If you're going through a divorce in New Jersey, you'll need to divide up your assets between you and your spouse. This can be a difficult and emotionally charged process, but it's important to try to come to an agreement that is fair and beneficial for both of you. With the help of a qualified divorce attorney, you can negotiate a division of assets that meets your needs and protects your interests. Keep reading to learn more about how to divide assets during a divorce in New Jersey.
Review: New Jersey Property Division Rules
The state of New Jersey follows the equitable approach regarding property division in divorce cases (and is referred to as an “equitable distribution state”). As outlined in NJ divorce laws, equitable distribution is meant to ensure a fair division of assets between divorcing couples. This means that all marital assets, such as real estate, bank accounts, and pensions, are identified; both parties' contributions to its acquisition will be taken into account; and it will be divided in a way that the court deems equitable.
It's important for those involved in a divorce to understand New Jersey property division laws so they can make informed decisions while navigating the process. Seeking qualified legal advice from experienced family law professionals is key to protecting your interests.
How Does Shared Debt Affect Asset Division?
When it comes to asset division in a divorce situation, shared debt plays a significant role. In many cases, separate debts are kept separate, and both parties hold full responsibility for these obligations without one party taking on any of the other's. However, when it comes to marital debts acquired during the marriage, this is more complex and often requires some negotiation between the two parties to decide who will take on which marital debt amounts.
At the end of property and debt division negotiations, each party may end up with a different financial burden depending on their individual goals and priorities. Therefore both parties must understand their rights and consider all options before finalizing their agreement regarding what portion of this shared debt each of them is responsible for.
Examples of some ways couples divide their shared debts:
- 50/50 split of all debt
- Each party takes on specific debts resulting in an equitable split of their overall debt obligation
- One party takes on more debt in exchange for retaining a specific asset
When You Should Consider Mediation

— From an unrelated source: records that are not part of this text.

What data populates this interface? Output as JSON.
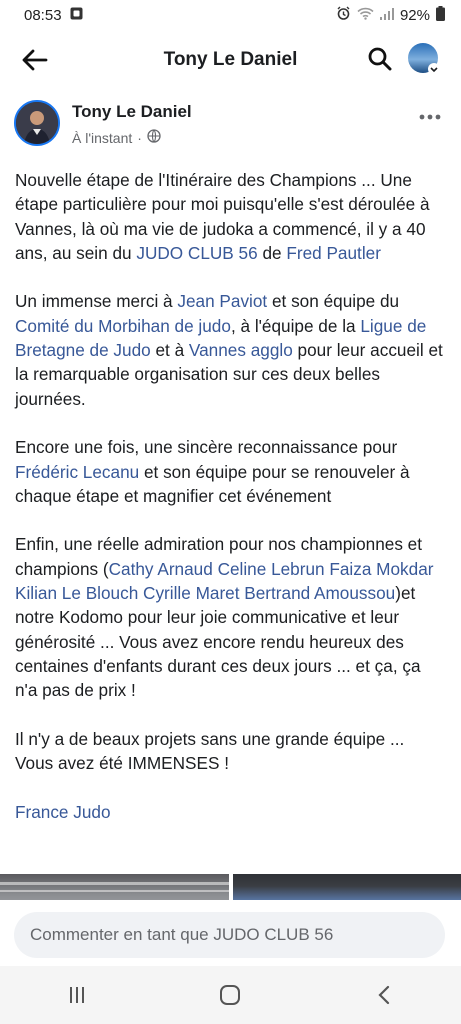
{
  "status_bar": {
    "time": "08:53",
    "battery": "92%"
  },
  "header": {
    "title": "Tony Le Daniel"
  },
  "post": {
    "author": "Tony Le Daniel",
    "time": "À l'instant",
    "separator": "·",
    "paragraphs": [
      [
        {
          "t": "Nouvelle étape de l'Itinéraire des Champions ... Une étape particulière pour moi puisqu'elle s'est déroulée à Vannes, là où ma vie de judoka a commencé, il y a 40 ans, au sein du "
        },
        {
          "t": "JUDO CLUB 56",
          "link": true
        },
        {
          "t": " de  "
        },
        {
          "t": "Fred Pautler",
          "link": true
        }
      ],
      [
        {
          "t": "Un immense merci à "
        },
        {
          "t": "Jean Paviot",
          "link": true
        },
        {
          "t": " et son équipe du "
        },
        {
          "t": "Comité du Morbihan de judo",
          "link": true
        },
        {
          "t": ", à l'équipe de la "
        },
        {
          "t": "Ligue de Bretagne de Judo",
          "link": true
        },
        {
          "t": " et à "
        },
        {
          "t": "Vannes agglo",
          "link": true
        },
        {
          "t": " pour leur accueil et la remarquable organisation sur ces deux belles journées."
        }
      ],
      [
        {
          "t": "Encore une fois, une sincère reconnaissance pour "
        },
        {
          "t": "Frédéric Lecanu",
          "link": true
        },
        {
          "t": " et son équipe pour se renouveler à chaque étape et magnifier cet événement"
        }
      ],
      [
        {
          "t": "Enfin, une réelle admiration pour nos championnes et champions ("
        },
        {
          "t": "Cathy Arnaud",
          "link": true
        },
        {
          "t": " "
        },
        {
          "t": "Celine Lebrun",
          "link": true
        },
        {
          "t": " "
        },
        {
          "t": "Faiza Mokdar",
          "link": true
        },
        {
          "t": " "
        },
        {
          "t": "Kilian Le Blouch",
          "link": true
        },
        {
          "t": " "
        },
        {
          "t": "Cyrille Maret",
          "link": true
        },
        {
          "t": " "
        },
        {
          "t": "Bertrand Amoussou",
          "link": true
        },
        {
          "t": ")et notre Kodomo pour leur joie communicative et leur générosité ... Vous avez encore rendu heureux des centaines d'enfants durant ces deux jours ... et ça, ça n'a pas de prix !"
        }
      ],
      [
        {
          "t": "Il n'y a de beaux projets sans une grande équipe ... Vous avez été IMMENSES !"
        }
      ],
      [
        {
          "t": "France Judo",
          "link": true
        }
      ]
    ]
  },
  "comment_bar": {
    "placeholder": "Commenter en tant que JUDO CLUB 56"
  },
  "nav": {
    "recents": "|||"
  },
  "colors": {
    "accent": "#1877f2",
    "link": "#385898",
    "text": "#1c1e21",
    "muted": "#65676b"
  }
}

Mediation is an excellent alternative to protracted legal proceedings for dividing assets and debt during a divorce. Additionally, agreeing to mediation with your former partner is often beneficial if you wish to maintain a civil relationship post-divorce, such as when you will be co-parenting with your former spouse. Mediation gives both parties the opportunity to talk openly in a neutral atmosphere while the mediator provides guidance and facilitates a resolution.
It's important to consider whether mediation or proceeding through litigation will be more beneficial in your particular situation. You should discuss it with your lawyer, as they can advise on which option is better suited to meeting your needs and achieving a satisfactory outcome.

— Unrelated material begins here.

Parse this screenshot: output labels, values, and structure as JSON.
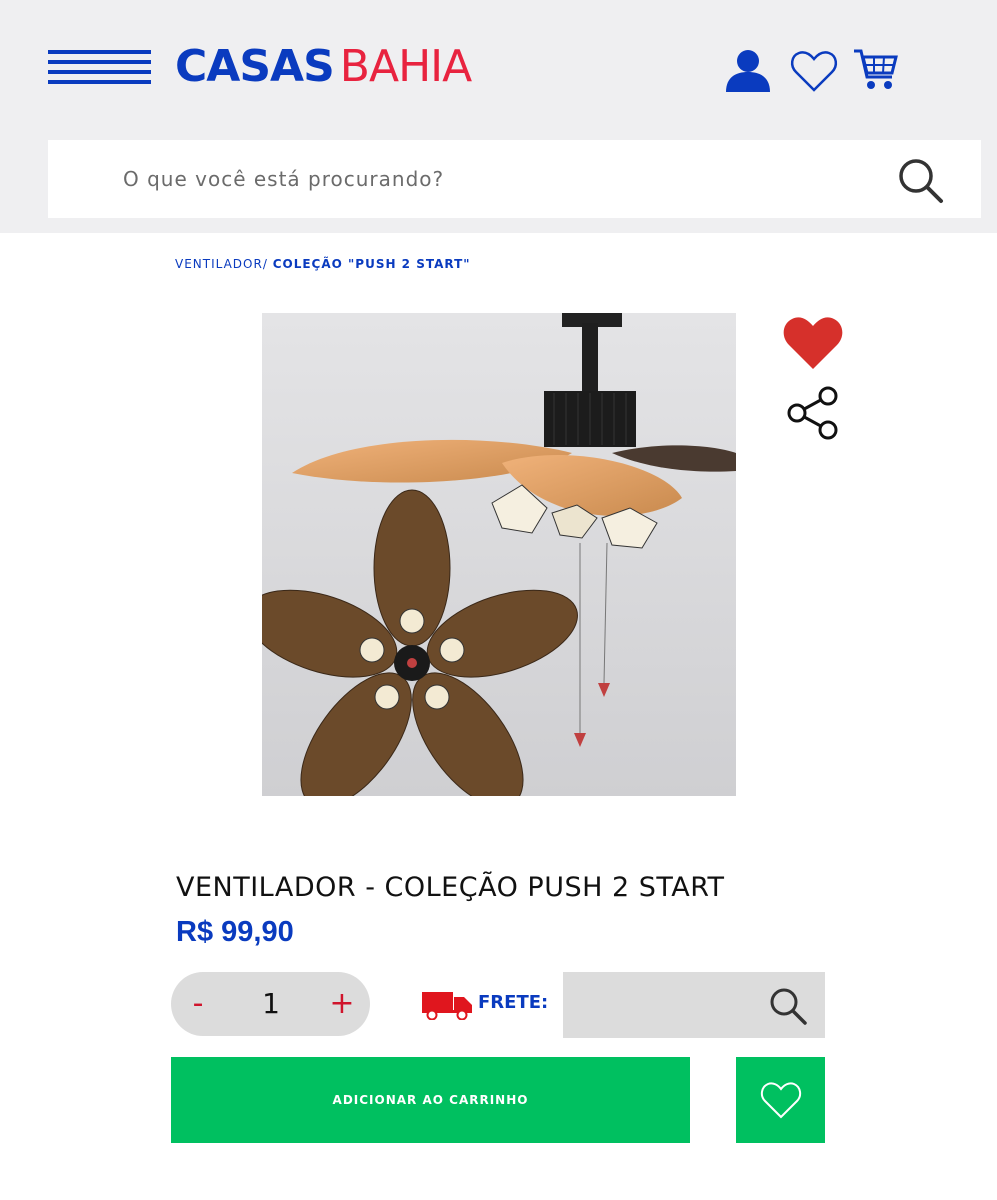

Is Asset Division Litigation Ever a Good Idea?
Property division litigation can be an expensive and stressful undertaking, often taking months to resolve. That said, litigation may be necessary in some cases, such as when parties cannot agree or you are dealing with a high-conflict divorce. However, it should be considered carefully due to the emotional and financial toll that it can take on the parties involved.
Property and debt division is one of the most challenging aspects of divorce. Get the experienced help you need; contact DeTommaso Law Group today. Our team offers compassionate, thoughtful legal representation to all clients. We can use our experience to help you, too.